It took five years, however, for Retamozzo to work her way back to the Armed Forces Boxing Championships. She had swapped boxing gloves and headgear for maternity clothes and baby gear.

"I stopped boxing, got pregnant, had a baby, got married, and all that stuff," Retamozzo said.

After a two year layoff from athletic training, Retamozzo resumed her workouts and climbed back into the ring shortly after her son Gabriel's second birthday.

"I guess I never wanted to stop in the first place, but I started being a mom for a little bit," she recalled. "But I just couldn't stay away. I never wanted to stop, but I guess when I was pregnant, I had to. Now my son is proud of me. I talk to him every time before I get in the ring."

Although Retamozzo quickly succeeded in the ring, she says female boxers face an uphill climb in the sport.

"I want to go as far as I can as an amateur," said Retamozzo, who hopes to see women's boxing added to the Olympics in time for the 2012 London Games, the last year she will be eligible to compete based on current age restrictions for Olympic boxers.

All-Army coach Basheer Abdullah gave Retamozzo his team gold medal after the All-Army boxers secured their 17th consecutive Armed Forces title.

"She's part of this team," Abdullah said. "She contributes to our success not only inside the ring but outside of the ring. She's a motivator. She carried herself like an ambassador just like these men did. She did everything we asked her to do and made those sacrifices like they did."

Retamozzo returned to Fort Carson, Colo., with the All-Army team to train for the U.S. National Championships, scheduled for March 9-14 in Colorado Springs. If she reaches the 125-pound finale at Nationals, Retamozzo will advance to international competition.

"I went to Nationals last year and lost in the semifinals," she said. "I want to win it this year."
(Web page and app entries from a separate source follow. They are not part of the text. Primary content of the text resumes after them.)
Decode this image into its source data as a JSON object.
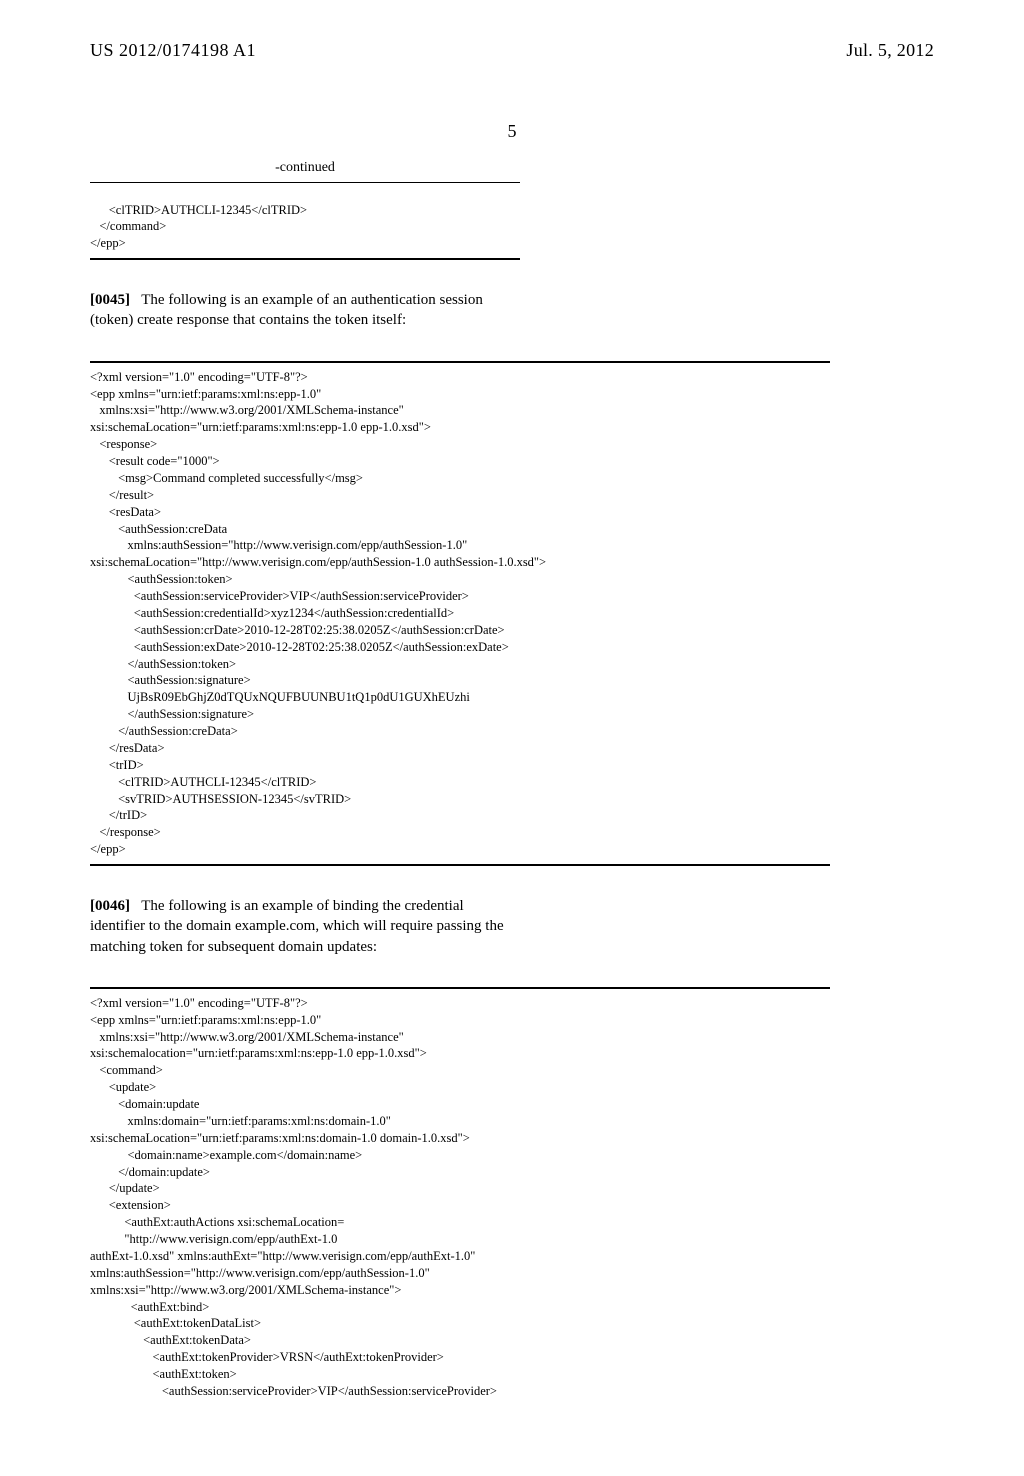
{
  "header": {
    "pub_number": "US 2012/0174198 A1",
    "pub_date": "Jul. 5, 2012"
  },
  "page_number": "5",
  "continued_label": "-continued",
  "code1": "      <clTRID>AUTHCLI-12345</clTRID>\n   </command>\n</epp>",
  "para1": {
    "num": "[0045]",
    "text": "The following is an example of an authentication session (token) create response that contains the token itself:"
  },
  "code2": "<?xml version=\"1.0\" encoding=\"UTF-8\"?>\n<epp xmlns=\"urn:ietf:params:xml:ns:epp-1.0\"\n   xmlns:xsi=\"http://www.w3.org/2001/XMLSchema-instance\"\nxsi:schemaLocation=\"urn:ietf:params:xml:ns:epp-1.0 epp-1.0.xsd\">\n   <response>\n      <result code=\"1000\">\n         <msg>Command completed successfully</msg>\n      </result>\n      <resData>\n         <authSession:creData\n            xmlns:authSession=\"http://www.verisign.com/epp/authSession-1.0\"\nxsi:schemaLocation=\"http://www.verisign.com/epp/authSession-1.0 authSession-1.0.xsd\">\n            <authSession:token>\n              <authSession:serviceProvider>VIP</authSession:serviceProvider>\n              <authSession:credentialId>xyz1234</authSession:credentialId>\n              <authSession:crDate>2010-12-28T02:25:38.0205Z</authSession:crDate>\n              <authSession:exDate>2010-12-28T02:25:38.0205Z</authSession:exDate>\n            </authSession:token>\n            <authSession:signature>\n            UjBsR09EbGhjZ0dTQUxNQUFBUUNBU1tQ1p0dU1GUXhEUzhi\n            </authSession:signature>\n         </authSession:creData>\n      </resData>\n      <trID>\n         <clTRID>AUTHCLI-12345</clTRID>\n         <svTRID>AUTHSESSION-12345</svTRID>\n      </trID>\n   </response>\n</epp>",
  "para2": {
    "num": "[0046]",
    "text": "The following is an example of binding the credential identifier to the domain example.com, which will require passing the matching token for subsequent domain updates:"
  },
  "code3": "<?xml version=\"1.0\" encoding=\"UTF-8\"?>\n<epp xmlns=\"urn:ietf:params:xml:ns:epp-1.0\"\n   xmlns:xsi=\"http://www.w3.org/2001/XMLSchema-instance\"\nxsi:schemalocation=\"urn:ietf:params:xml:ns:epp-1.0 epp-1.0.xsd\">\n   <command>\n      <update>\n         <domain:update\n            xmlns:domain=\"urn:ietf:params:xml:ns:domain-1.0\"\nxsi:schemaLocation=\"urn:ietf:params:xml:ns:domain-1.0 domain-1.0.xsd\">\n            <domain:name>example.com</domain:name>\n         </domain:update>\n      </update>\n      <extension>\n           <authExt:authActions xsi:schemaLocation=\n           \"http://www.verisign.com/epp/authExt-1.0\nauthExt-1.0.xsd\" xmlns:authExt=\"http://www.verisign.com/epp/authExt-1.0\"\nxmlns:authSession=\"http://www.verisign.com/epp/authSession-1.0\"\nxmlns:xsi=\"http://www.w3.org/2001/XMLSchema-instance\">\n             <authExt:bind>\n              <authExt:tokenDataList>\n                 <authExt:tokenData>\n                    <authExt:tokenProvider>VRSN</authExt:tokenProvider>\n                    <authExt:token>\n                       <authSession:serviceProvider>VIP</authSession:serviceProvider>"
}
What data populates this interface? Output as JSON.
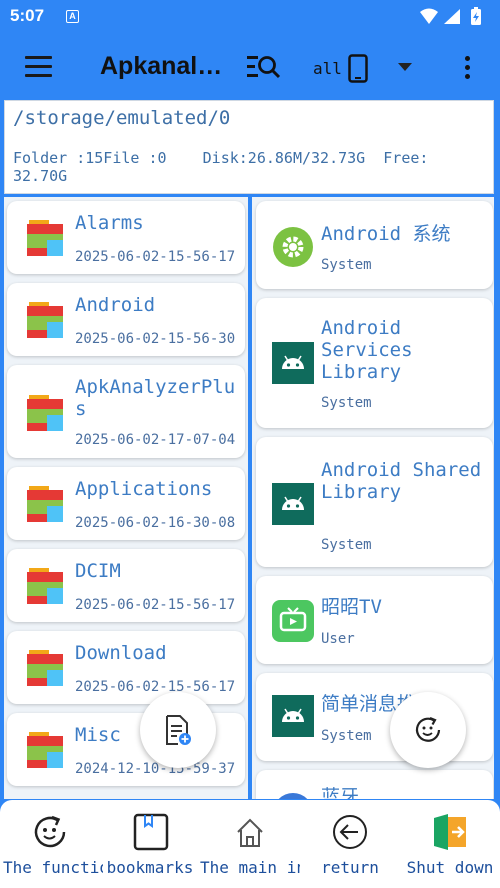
{
  "status_bar": {
    "time": "5:07",
    "notification_glyph": "A"
  },
  "app_bar": {
    "title": "Apkanaly…",
    "filter_label": "all"
  },
  "path_box": {
    "path": "/storage/emulated/0",
    "info": "Folder :15File :0    Disk:26.86M/32.73G  Free:\n32.70G"
  },
  "folders": [
    {
      "name": "Alarms",
      "date": "2025-06-02-15-56-17"
    },
    {
      "name": "Android",
      "date": "2025-06-02-15-56-30"
    },
    {
      "name": "ApkAnalyzerPlus",
      "date": "2025-06-02-17-07-04"
    },
    {
      "name": "Applications",
      "date": "2025-06-02-16-30-08"
    },
    {
      "name": "DCIM",
      "date": "2025-06-02-15-56-17"
    },
    {
      "name": "Download",
      "date": "2025-06-02-15-56-17"
    },
    {
      "name": "Misc",
      "date": "2024-12-10-15-59-37"
    }
  ],
  "apps": [
    {
      "name": "Android 系统",
      "type": "System",
      "icon": "settings-gear-icon"
    },
    {
      "name": "Android Services Library",
      "type": "System",
      "icon": "android-icon"
    },
    {
      "name": "Android Shared Library",
      "type": "System",
      "icon": "android-icon"
    },
    {
      "name": "昭昭TV",
      "type": "User",
      "icon": "tv-icon"
    },
    {
      "name": "简单消息推送",
      "type": "System",
      "icon": "android-icon"
    },
    {
      "name": "蓝牙",
      "type": "",
      "icon": "bluetooth-icon"
    }
  ],
  "bottom_nav": [
    {
      "label": "The functions",
      "icon": "face-refresh-icon"
    },
    {
      "label": "bookmarks",
      "icon": "bookmark-icon"
    },
    {
      "label": "The main interface",
      "icon": "home-icon"
    },
    {
      "label": "return",
      "icon": "back-arrow-icon"
    },
    {
      "label": "Shut down",
      "icon": "exit-door-icon"
    }
  ],
  "colors": {
    "primary": "#2f86f5",
    "text_blue": "#3d7cc4",
    "nav_text": "#1d4f9c",
    "android_green": "#0f6b5c"
  }
}
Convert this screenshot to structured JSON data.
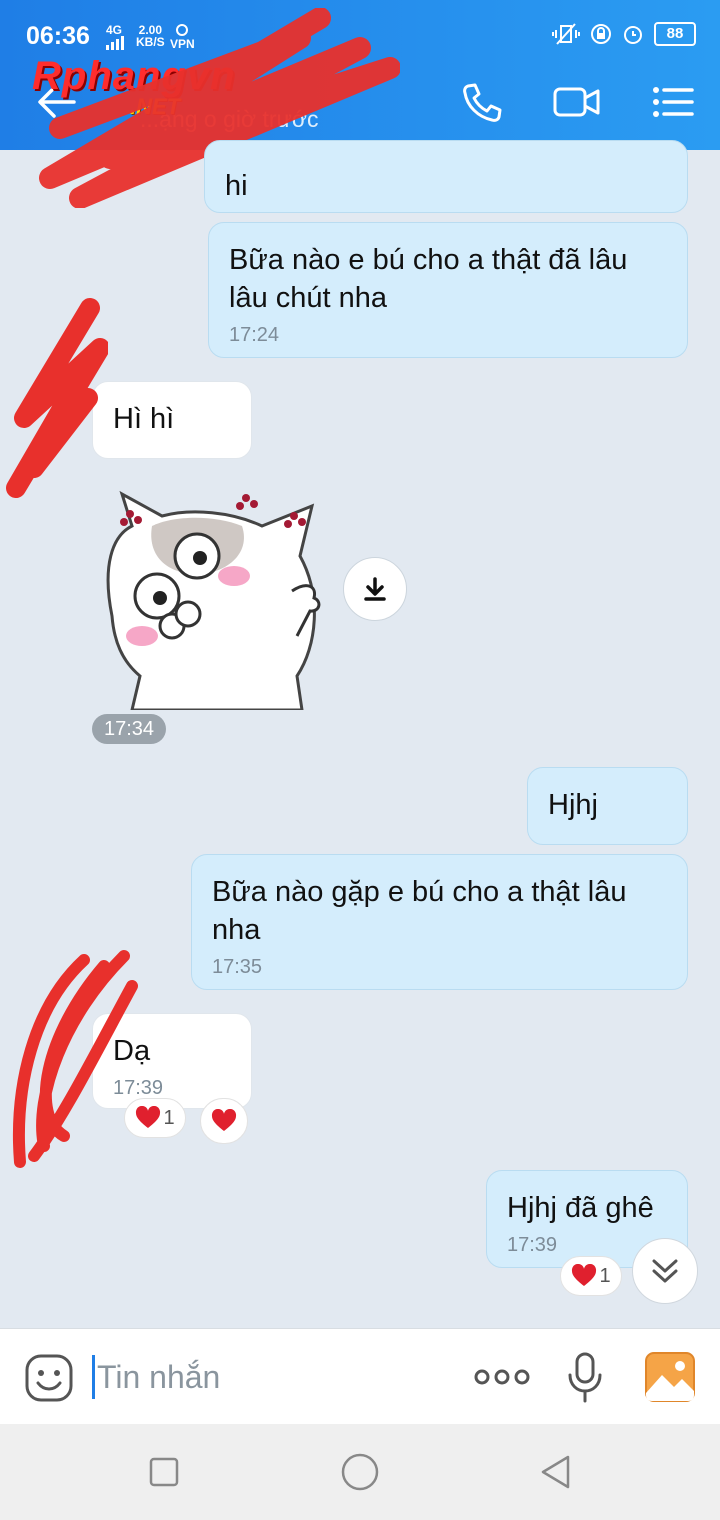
{
  "status_bar": {
    "time": "06:36",
    "network": "4G",
    "speed_value": "2.00",
    "speed_unit": "KB/S",
    "vpn": "VPN",
    "battery": "88"
  },
  "header": {
    "subtitle": "...ạng o giờ trước",
    "logo_main": "Rphangvn",
    "logo_sub": ".NET"
  },
  "messages": [
    {
      "side": "me",
      "text": "hi",
      "time": ""
    },
    {
      "side": "me",
      "text": "Bữa nào e bú cho a thật đã lâu lâu chút nha",
      "time": "17:24"
    },
    {
      "side": "other",
      "text": "Hì hì",
      "time": ""
    },
    {
      "side": "other",
      "type": "sticker",
      "time": "17:34"
    },
    {
      "side": "me",
      "text": "Hjhj",
      "time": ""
    },
    {
      "side": "me",
      "text": "Bữa nào gặp e bú cho a thật lâu nha",
      "time": "17:35"
    },
    {
      "side": "other",
      "text": "Dạ",
      "time": "17:39",
      "reaction_count": "1"
    },
    {
      "side": "me",
      "text": "Hjhj đã ghê",
      "time": "17:39",
      "reaction_count": "1"
    }
  ],
  "input": {
    "placeholder": "Tin nhắn"
  },
  "colors": {
    "header_start": "#1f7ee6",
    "header_end": "#2b9cf2",
    "me_bubble": "#d4edfc",
    "other_bubble": "#ffffff",
    "chat_bg": "#e2e9f1",
    "heart": "#e0202e"
  },
  "icons": {
    "back": "arrow-left-icon",
    "call": "phone-icon",
    "video": "video-camera-icon",
    "menu": "list-menu-icon",
    "download": "download-icon",
    "scroll": "double-chevron-down-icon",
    "emoji": "emoji-icon",
    "more": "more-dots-icon",
    "mic": "microphone-icon",
    "image": "image-icon"
  }
}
Retamozzo's long-range goal is to compete in the Olympics, which does not yet offer boxing for women.

"That's every female boxer's ultimate dream," she said. "But I'm 26 years old and I've got until I'm 32 - in 2012. I don't know if I can hold on that long.

"Ever since I started, this has been like my whole entire life. I leave my son for these three months to just come here and train, so of course it's very important to me.

"Just going to the Olympics and going down in history, that would be amazing," Retamozzo concluded. "The (female) wrestlers are in the Olympics - why not us'"



(Tim Hipps writes for the Family and MWR Command Public Affairs Office.)

Page last updated Tue February 26th, 2008 at 14:51